Exercise aim: In the data, find each line where the word "shortcut" appears and list that line.

+++

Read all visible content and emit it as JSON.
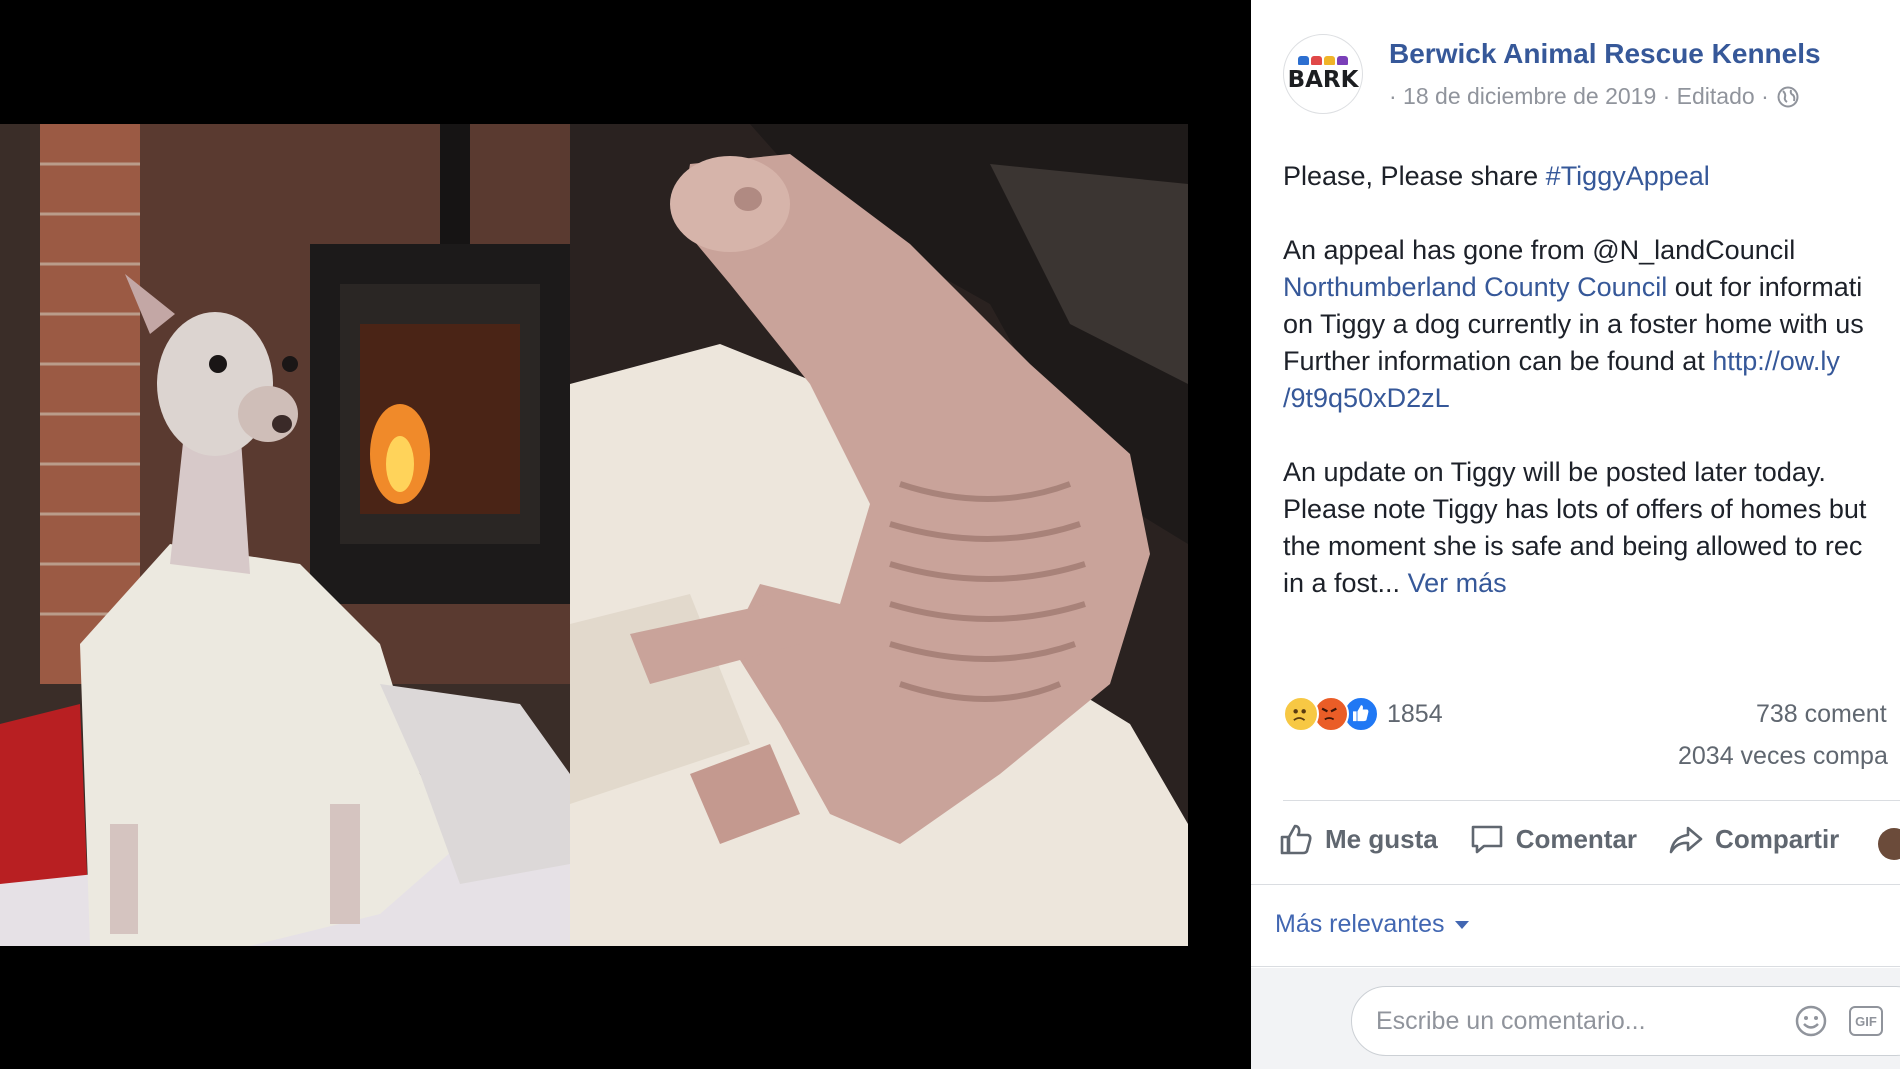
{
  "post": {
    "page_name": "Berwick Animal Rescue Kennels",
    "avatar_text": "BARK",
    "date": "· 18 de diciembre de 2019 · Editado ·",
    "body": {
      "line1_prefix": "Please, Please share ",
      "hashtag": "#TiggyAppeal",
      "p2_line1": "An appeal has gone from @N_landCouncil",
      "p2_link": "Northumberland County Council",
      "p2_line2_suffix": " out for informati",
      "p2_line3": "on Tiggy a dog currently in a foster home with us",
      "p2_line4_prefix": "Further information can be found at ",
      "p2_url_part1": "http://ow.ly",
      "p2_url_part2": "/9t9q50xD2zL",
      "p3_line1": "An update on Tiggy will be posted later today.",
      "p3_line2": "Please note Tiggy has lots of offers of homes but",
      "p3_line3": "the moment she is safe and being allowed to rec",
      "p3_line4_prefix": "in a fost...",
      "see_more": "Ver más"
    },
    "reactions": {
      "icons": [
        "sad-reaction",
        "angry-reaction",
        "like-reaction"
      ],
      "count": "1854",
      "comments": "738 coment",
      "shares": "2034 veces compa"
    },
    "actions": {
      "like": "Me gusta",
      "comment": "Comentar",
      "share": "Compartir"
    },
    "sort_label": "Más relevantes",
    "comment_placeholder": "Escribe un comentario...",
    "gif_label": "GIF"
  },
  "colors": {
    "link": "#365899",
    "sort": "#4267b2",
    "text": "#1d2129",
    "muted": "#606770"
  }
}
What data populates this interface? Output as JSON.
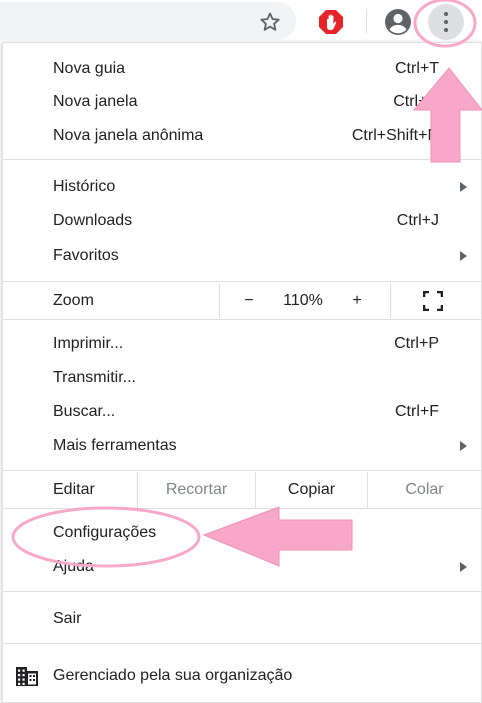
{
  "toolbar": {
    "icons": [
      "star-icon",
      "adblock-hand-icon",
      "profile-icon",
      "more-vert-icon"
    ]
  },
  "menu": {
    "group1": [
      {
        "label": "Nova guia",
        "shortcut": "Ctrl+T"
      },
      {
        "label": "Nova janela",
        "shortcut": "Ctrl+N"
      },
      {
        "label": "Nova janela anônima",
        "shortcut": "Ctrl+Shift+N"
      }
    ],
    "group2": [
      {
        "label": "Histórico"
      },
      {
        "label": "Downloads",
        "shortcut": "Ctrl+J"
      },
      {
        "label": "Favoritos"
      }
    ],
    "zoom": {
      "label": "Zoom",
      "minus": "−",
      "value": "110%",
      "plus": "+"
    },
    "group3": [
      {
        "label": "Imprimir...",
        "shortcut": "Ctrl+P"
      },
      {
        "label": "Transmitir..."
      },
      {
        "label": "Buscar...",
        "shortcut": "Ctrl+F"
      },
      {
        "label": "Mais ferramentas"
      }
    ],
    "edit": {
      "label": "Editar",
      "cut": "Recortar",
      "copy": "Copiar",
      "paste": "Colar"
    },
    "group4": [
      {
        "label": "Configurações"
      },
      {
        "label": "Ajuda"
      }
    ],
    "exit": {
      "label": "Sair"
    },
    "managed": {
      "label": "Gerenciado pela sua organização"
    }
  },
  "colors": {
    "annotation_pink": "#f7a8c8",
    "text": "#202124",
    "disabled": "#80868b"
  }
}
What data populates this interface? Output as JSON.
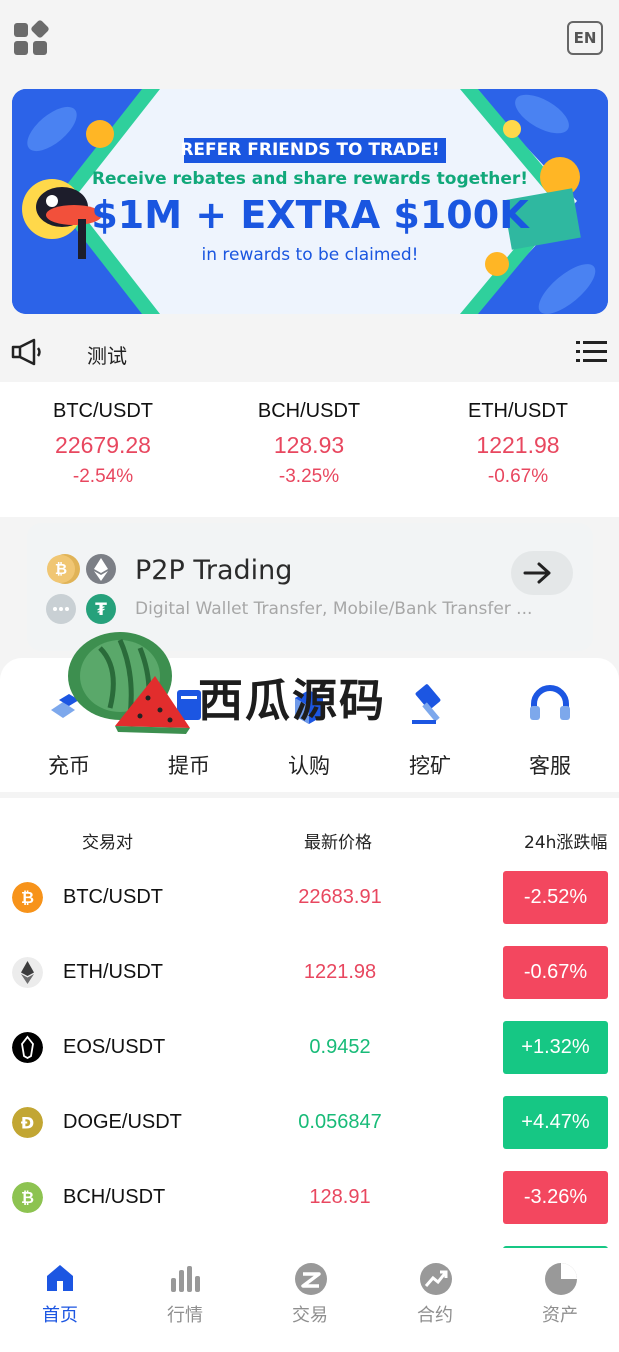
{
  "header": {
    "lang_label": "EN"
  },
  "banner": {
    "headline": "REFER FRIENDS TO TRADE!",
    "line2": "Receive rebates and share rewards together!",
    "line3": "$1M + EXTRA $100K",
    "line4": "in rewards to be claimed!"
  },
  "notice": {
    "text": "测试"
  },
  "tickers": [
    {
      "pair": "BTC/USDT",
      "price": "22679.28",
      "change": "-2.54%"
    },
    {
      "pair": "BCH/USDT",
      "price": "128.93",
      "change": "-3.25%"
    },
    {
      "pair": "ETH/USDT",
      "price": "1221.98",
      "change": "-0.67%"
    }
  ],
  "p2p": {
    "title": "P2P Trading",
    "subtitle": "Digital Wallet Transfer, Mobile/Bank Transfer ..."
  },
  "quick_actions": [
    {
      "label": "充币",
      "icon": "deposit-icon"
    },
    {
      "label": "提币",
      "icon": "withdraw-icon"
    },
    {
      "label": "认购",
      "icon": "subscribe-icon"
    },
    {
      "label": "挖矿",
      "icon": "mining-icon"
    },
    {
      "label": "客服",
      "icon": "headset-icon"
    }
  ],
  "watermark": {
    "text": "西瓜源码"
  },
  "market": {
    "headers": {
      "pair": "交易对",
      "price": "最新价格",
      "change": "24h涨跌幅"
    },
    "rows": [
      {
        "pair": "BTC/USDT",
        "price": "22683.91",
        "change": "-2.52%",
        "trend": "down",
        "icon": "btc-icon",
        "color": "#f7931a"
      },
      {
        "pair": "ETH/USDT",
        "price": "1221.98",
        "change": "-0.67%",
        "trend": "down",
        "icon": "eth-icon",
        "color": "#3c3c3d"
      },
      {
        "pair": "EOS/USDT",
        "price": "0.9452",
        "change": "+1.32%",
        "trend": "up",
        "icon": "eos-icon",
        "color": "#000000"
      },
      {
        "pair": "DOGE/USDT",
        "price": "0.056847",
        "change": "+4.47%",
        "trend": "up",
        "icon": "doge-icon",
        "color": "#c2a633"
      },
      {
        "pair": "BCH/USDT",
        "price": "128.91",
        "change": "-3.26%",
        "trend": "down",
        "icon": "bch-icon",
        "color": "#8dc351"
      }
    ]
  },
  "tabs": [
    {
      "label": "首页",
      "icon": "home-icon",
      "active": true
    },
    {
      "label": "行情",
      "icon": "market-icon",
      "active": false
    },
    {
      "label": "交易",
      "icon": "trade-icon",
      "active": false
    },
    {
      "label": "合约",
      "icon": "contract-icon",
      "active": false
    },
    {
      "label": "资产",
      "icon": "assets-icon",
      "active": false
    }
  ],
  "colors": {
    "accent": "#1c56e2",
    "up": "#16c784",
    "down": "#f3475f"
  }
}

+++

Answer space:
        "shortcut": "Ctrl+T"
        "shortcut": "Ctrl+N"
        "shortcut": "Ctrl+Shift+N"
        "shortcut": "Ctrl+J"
        "shortcut": "Ctrl+P"
        "shortcut": "Ctrl+F"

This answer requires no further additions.